** Problem details **
Using the material that follows, identify and copy each line with the string "panda".

** Stored data **
+++++
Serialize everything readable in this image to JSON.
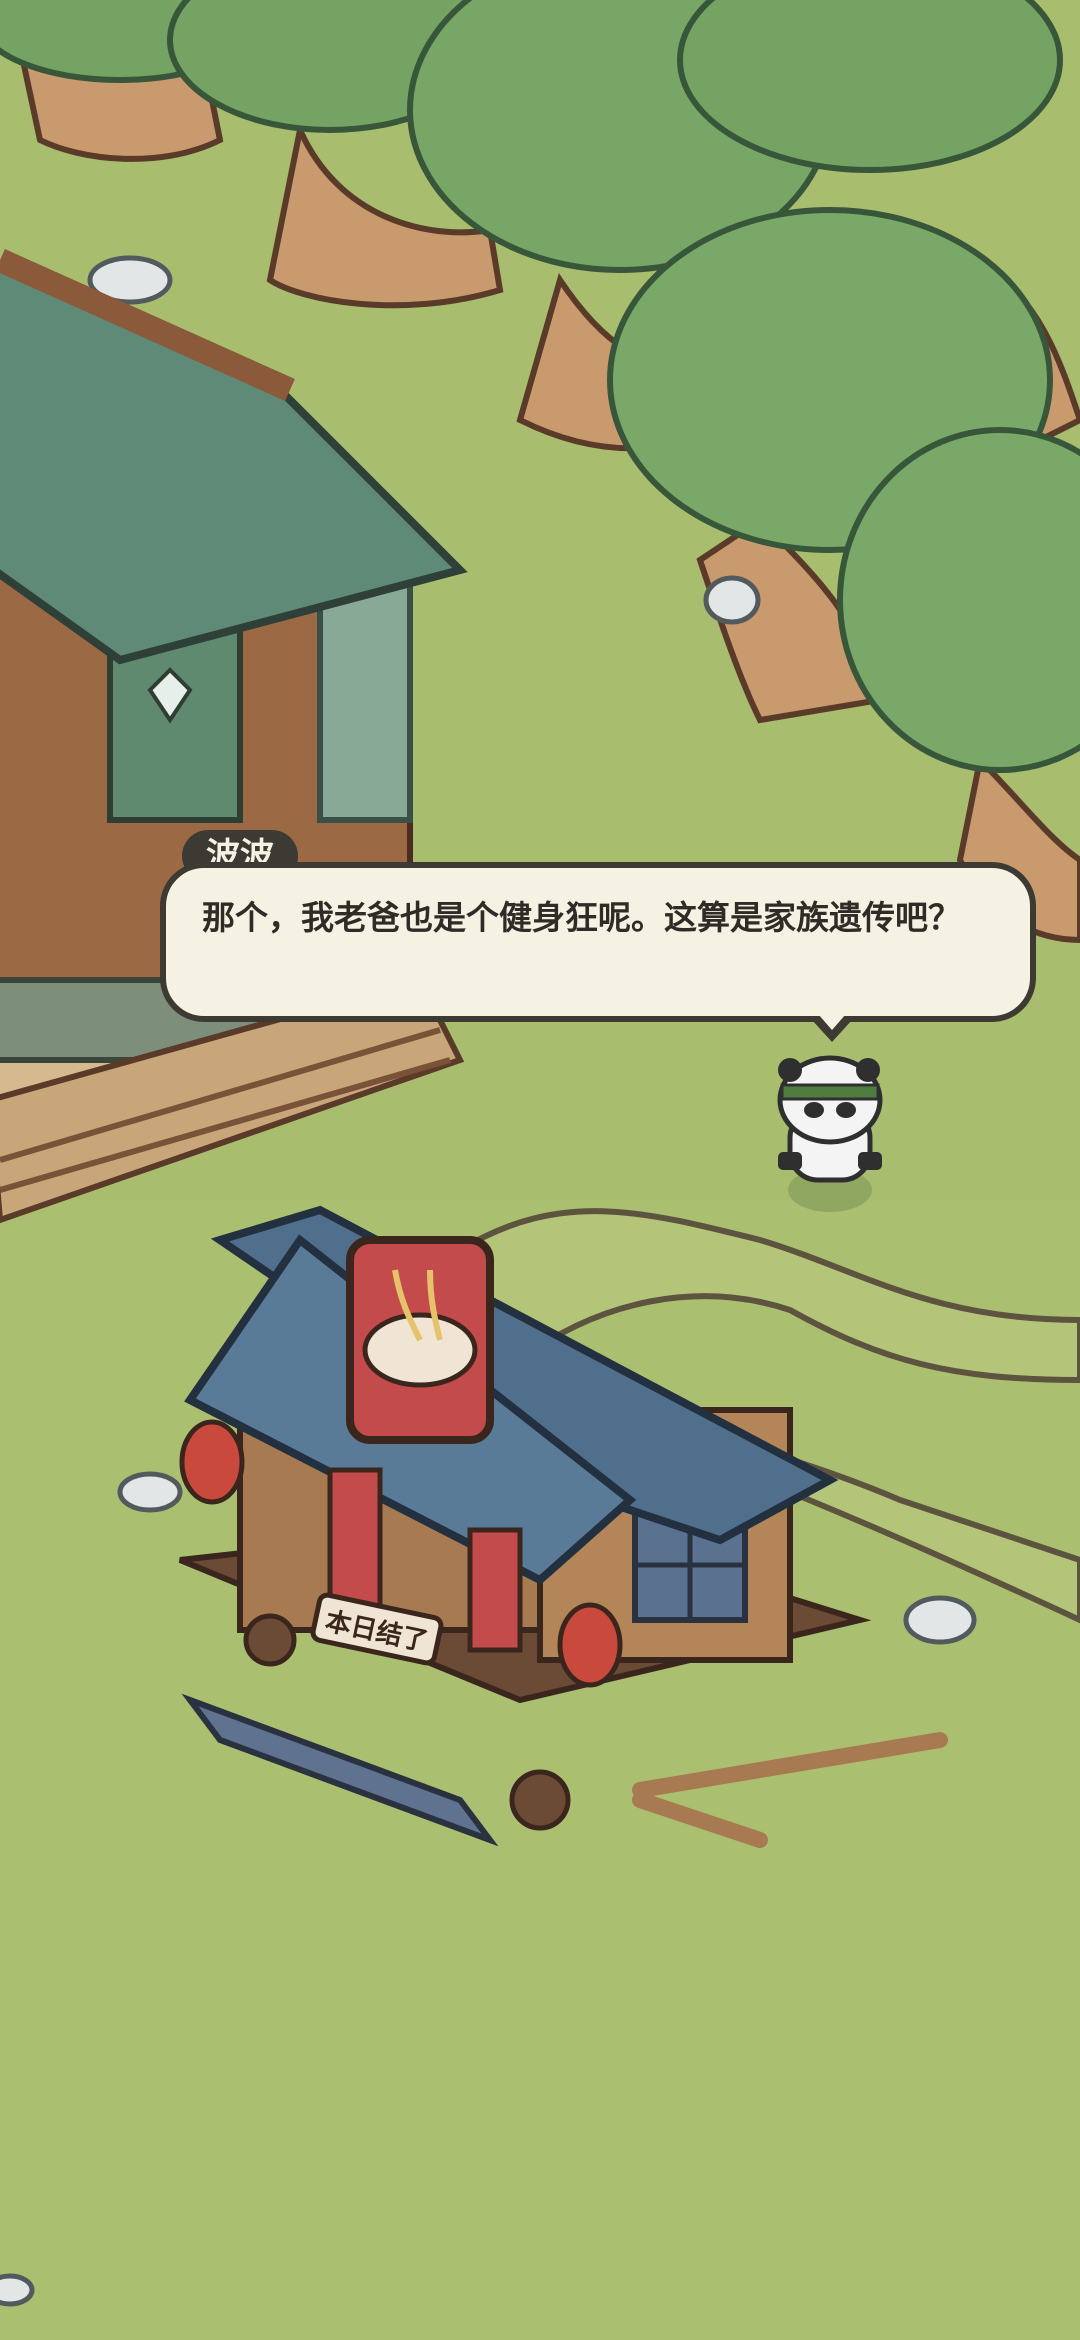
{
  "dialog": {
    "speaker": "波波",
    "text": "那个，我老爸也是个健身狂呢。这算是家族遗传吧？"
  },
  "shop": {
    "sign_text": "本日结了"
  },
  "colors": {
    "grass": "#a8bd6e",
    "tree_leaf": "#6e9f5e",
    "trunk": "#c99a6e",
    "roof_green": "#5f8a78",
    "roof_blue": "#4f6f8c",
    "wood": "#8a5a3a",
    "dialog_bg": "#f5f1e3",
    "dialog_border": "#3d3a33"
  },
  "characters": [
    {
      "name": "panda-character",
      "icon": "panda-with-headband-icon"
    }
  ]
}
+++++
** Answer to the problem **
      "name": "panda-character",
      "icon": "panda-with-headband-icon"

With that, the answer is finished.